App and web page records

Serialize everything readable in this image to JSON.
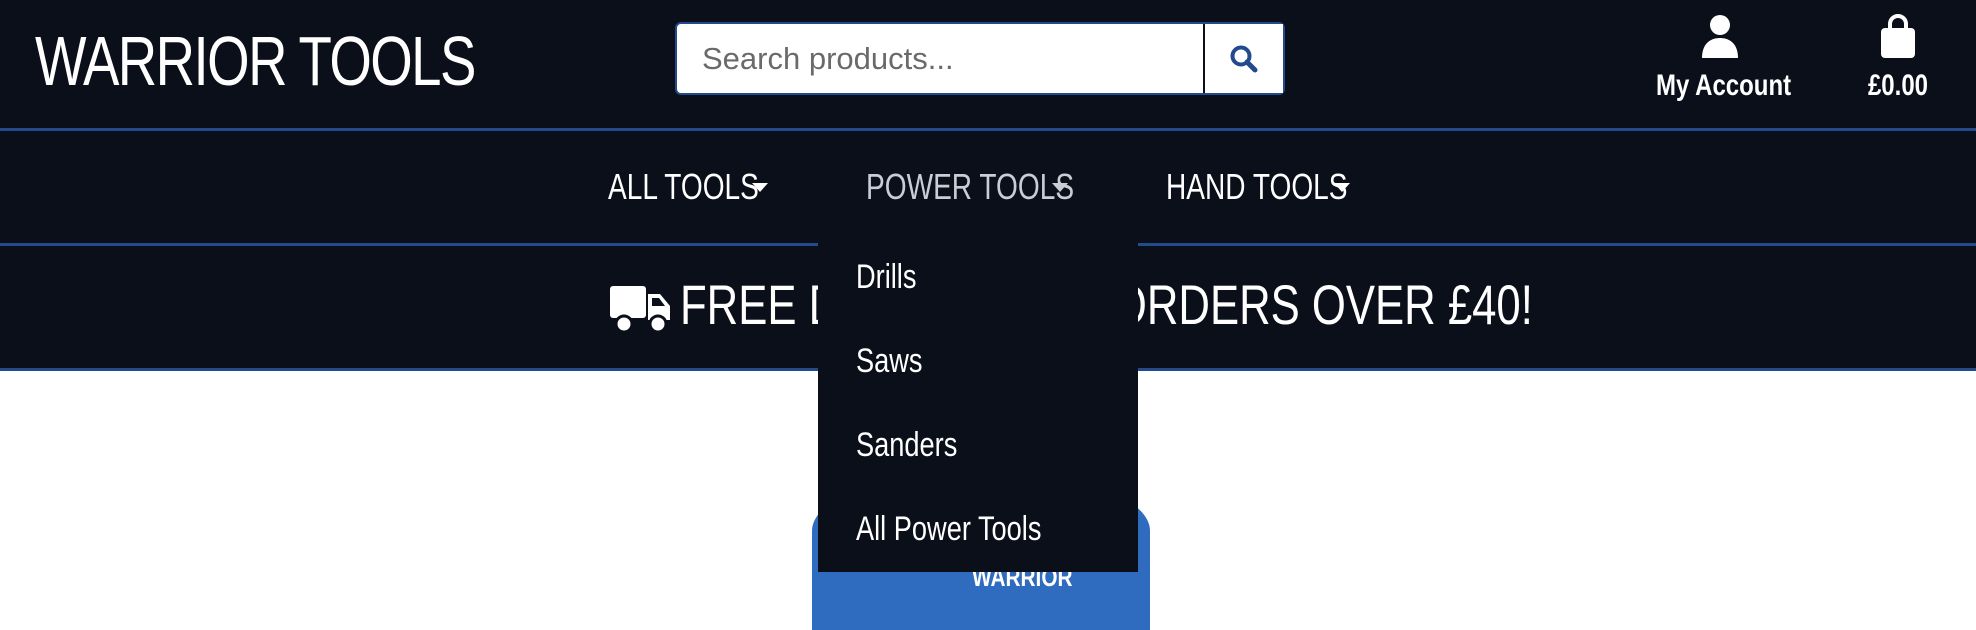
{
  "header": {
    "logo": "WARRIOR TOOLS",
    "search": {
      "placeholder": "Search products...",
      "icon": "search-icon"
    },
    "account": {
      "label": "My Account",
      "icon": "user-icon"
    },
    "cart": {
      "label": "£0.00",
      "icon": "shopping-bag-icon"
    }
  },
  "nav": {
    "items": [
      {
        "label": "ALL TOOLS"
      },
      {
        "label": "POWER TOOLS"
      },
      {
        "label": "HAND TOOLS"
      }
    ]
  },
  "banner": {
    "icon": "truck-icon",
    "text": "FREE DELIVERY ON ORDERS OVER £40!"
  },
  "dropdown": {
    "items": [
      "Drills",
      "Saws",
      "Sanders",
      "All Power Tools"
    ]
  },
  "hero": {
    "brand_word": "WARRIOR"
  },
  "colors": {
    "dark": "#0b0f1a",
    "accent": "#234a8c",
    "brand_blue": "#2f6cc0"
  }
}
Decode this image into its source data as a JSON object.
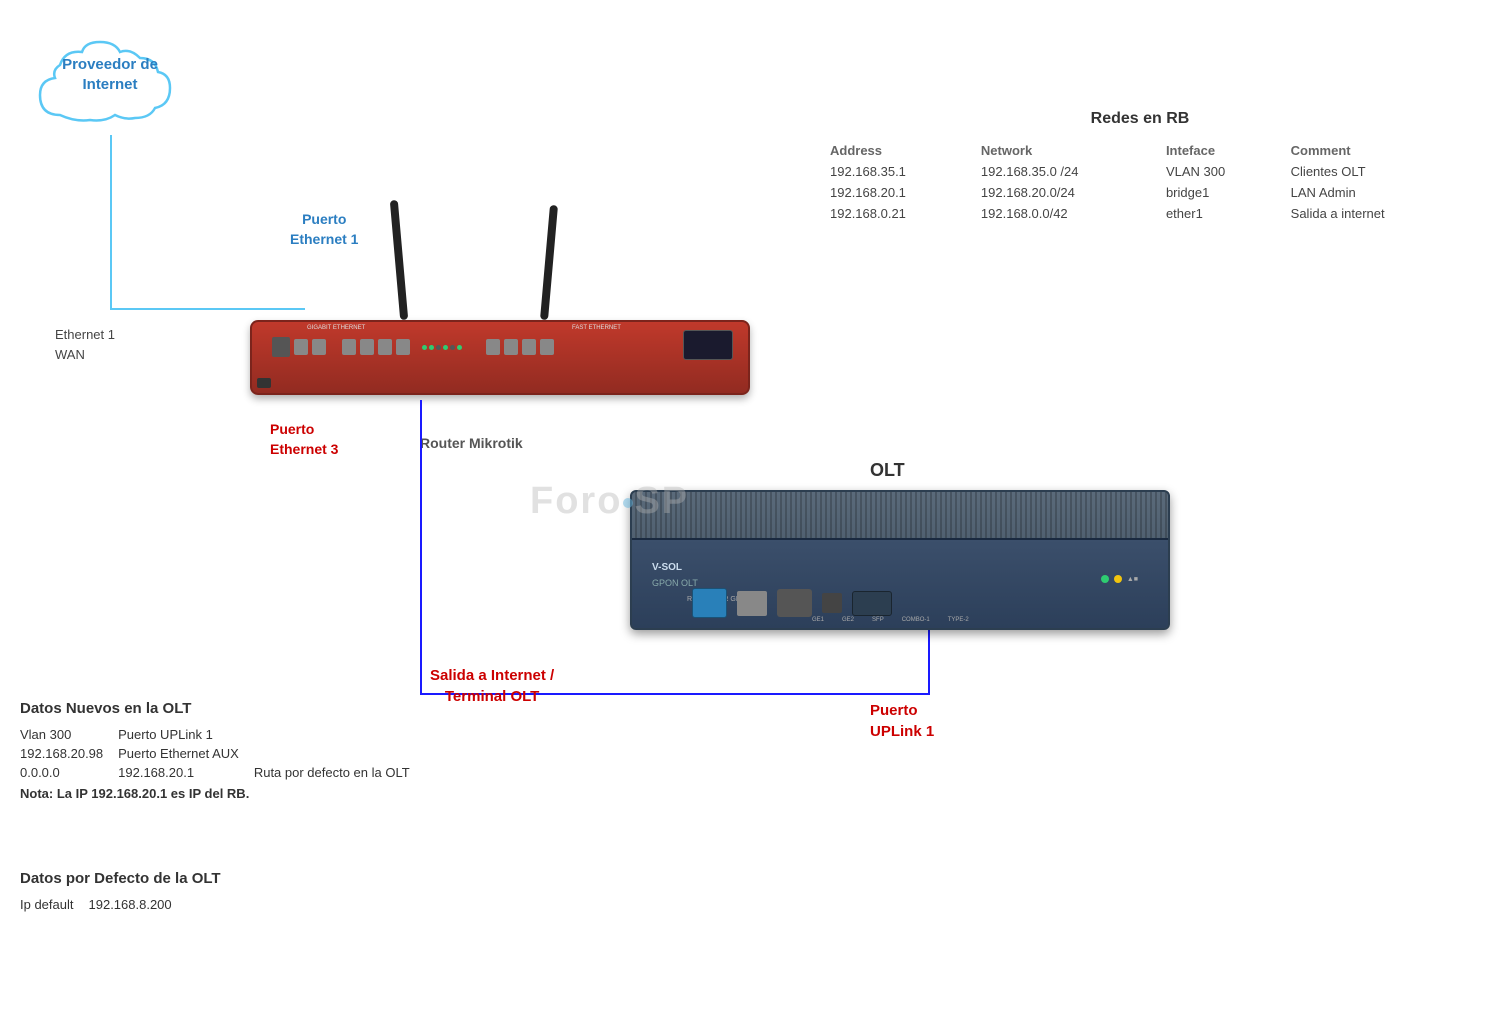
{
  "cloud": {
    "label_line1": "Proveedor de",
    "label_line2": "Internet"
  },
  "labels": {
    "eth1_wan_line1": "Ethernet 1",
    "eth1_wan_line2": "WAN",
    "puerto_eth1_line1": "Puerto",
    "puerto_eth1_line2": "Ethernet 1",
    "puerto_eth3_line1": "Puerto",
    "puerto_eth3_line2": "Ethernet 3",
    "router_label": "Router Mikrotik",
    "salida_line1": "Salida a Internet /",
    "salida_line2": "Terminal  OLT",
    "puerto_uplink_line1": "Puerto",
    "puerto_uplink_line2": "UPLink 1",
    "olt_title": "OLT",
    "olt_device_brand": "V-SOL",
    "olt_device_type": "GPON OLT",
    "watermark": "Foro SP"
  },
  "redes_rb": {
    "title": "Redes en RB",
    "columns": {
      "address": "Address",
      "network": "Network",
      "interface": "Inteface",
      "comment": "Comment"
    },
    "rows": [
      {
        "address": "192.168.35.1",
        "network": "192.168.35.0 /24",
        "interface": "VLAN 300",
        "comment": "Clientes OLT"
      },
      {
        "address": "192.168.20.1",
        "network": "192.168.20.0/24",
        "interface": "bridge1",
        "comment": "LAN Admin"
      },
      {
        "address": "192.168.0.21",
        "network": "192.168.0.0/42",
        "interface": "ether1",
        "comment": "Salida a internet"
      }
    ]
  },
  "datos_nuevos": {
    "title": "Datos Nuevos en  la OLT",
    "rows": [
      {
        "col1": "Vlan 300",
        "col2": "Puerto UPLink 1"
      },
      {
        "col1": "192.168.20.98",
        "col2": "Puerto Ethernet AUX"
      },
      {
        "col1": "0.0.0.0",
        "col2": "192.168.20.1",
        "col3": "Ruta  por defecto en la OLT"
      }
    ],
    "note": "Nota: La IP 192.168.20.1 es IP del RB."
  },
  "datos_defecto": {
    "title": "Datos por Defecto de la OLT",
    "rows": [
      {
        "col1": "Ip default",
        "col2": "192.168.8.200"
      }
    ]
  }
}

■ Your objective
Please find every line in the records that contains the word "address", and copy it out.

■ Exercise result
      "address": "Address",
        "address": "192.168.35.1",
        "address": "192.168.20.1",
        "address": "192.168.0.21",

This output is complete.